Former Rep. Tom Coburn (R-Okla.), who is slated to be appointed as the co-chair of the Presidential Advisory Council on HIV and AIDS, this week discussed condoms, HIV prevention strategies and needle exchange in a Newsweek Web exclusive interview. Coburn said that as co-chair he will try to "build a consensus" among the 35 committee members, nine of whom will be returning to the posts they held during the Clinton administration. "I'd like to see us come out with unanimous consensus on everything we recommend," Coburn said. On the subject of HIV prevention, Coburn said that health officials "have not told the whole truth" about condoms by not fully disclosing their risks. "My position is, if you can get people to use condoms perfectly, and you can make sure they use them, and tell them what the risks are, and tell them the breakage rates and slippage rates are, it's a good strategy," Coburn said. He added that "monogamy is the answer to HIV infection" and that although some people might not believe he is "a realist in this area," there are "hundreds and hundreds of millions of people out there that are monogamous." Coburn also expressed his opposition to needle-exchange programs, calling them "failed compassion" and noting that intravenous drug use is illegal. "If you want to help somebody, help them get off drugs. Don't give them clean needles. That is a poor substitute for eliminating HIV," Coburn said. He noted that this is his "personal opinion," and the committee may not adopt this position.
AIDS Groups Oppose Other PACHA Nominees

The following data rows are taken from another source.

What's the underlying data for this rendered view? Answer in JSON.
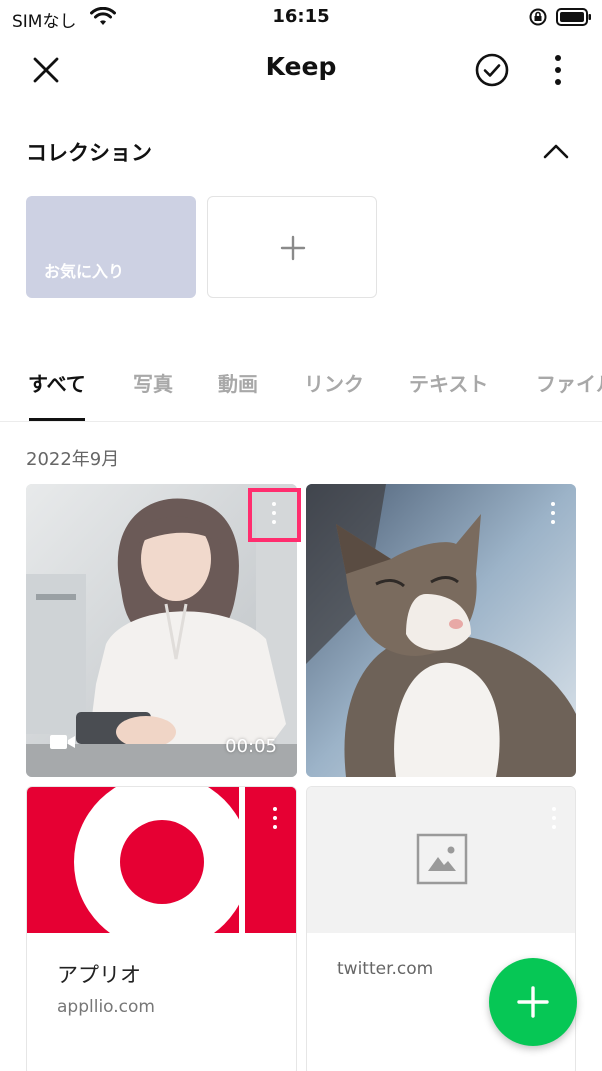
{
  "status_bar": {
    "carrier": "SIMなし",
    "time": "16:15",
    "icons": [
      "wifi-icon",
      "rotation-lock-icon",
      "battery-icon"
    ]
  },
  "header": {
    "title": "Keep",
    "icons": [
      "close-icon",
      "check-circle-icon",
      "more-vertical-icon"
    ]
  },
  "collection": {
    "title": "コレクション",
    "toggle_icon": "chevron-up-icon",
    "items": [
      {
        "label": "お気に入り"
      }
    ],
    "add_icon": "plus-icon"
  },
  "tabs": [
    {
      "label": "すべて",
      "active": true
    },
    {
      "label": "写真",
      "active": false
    },
    {
      "label": "動画",
      "active": false
    },
    {
      "label": "リンク",
      "active": false
    },
    {
      "label": "テキスト",
      "active": false
    },
    {
      "label": "ファイル",
      "active": false
    }
  ],
  "date_group": "2022年9月",
  "items": [
    {
      "type": "video",
      "duration": "00:05",
      "icon": "video-camera-icon"
    },
    {
      "type": "photo"
    },
    {
      "type": "link",
      "title": "アプリオ",
      "domain": "appllio.com"
    },
    {
      "type": "link",
      "domain": "twitter.com",
      "thumbnail_icon": "image-placeholder-icon"
    }
  ],
  "fab": {
    "icon": "plus-icon"
  },
  "colors": {
    "accent_green": "#06c755",
    "highlight": "#ff2d6e",
    "favorite_bg": "#cdd1e3",
    "applio_red": "#e60033"
  }
}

Newsweek also reports on the opposition among AIDS and gay organizations to the expected PACHA nominees, many of whom are "social conservatives and Christian activists" who hold "contrary" views on HIV prevention. Several nominees "flatly oppose" advocating safe sex and instead prefer promoting abstinence. Others approve of strategies such as mandatory HIV testing for infants and creating a national databank containing the names of HIV-positive Americans. Coburn and Dr. Louis Sullivan, a former surgeon general who is expected to serve as PACHA co-chair, are backed by the conservative group Focus on the Family. "The administration is giving these posts to Christian fundamentalists to appease them ... rather than trying to take the epidemic seriously," Ronald Johnson, an officer for the Gay Men's Health Crisis, said (France, Newsweek, 2/5).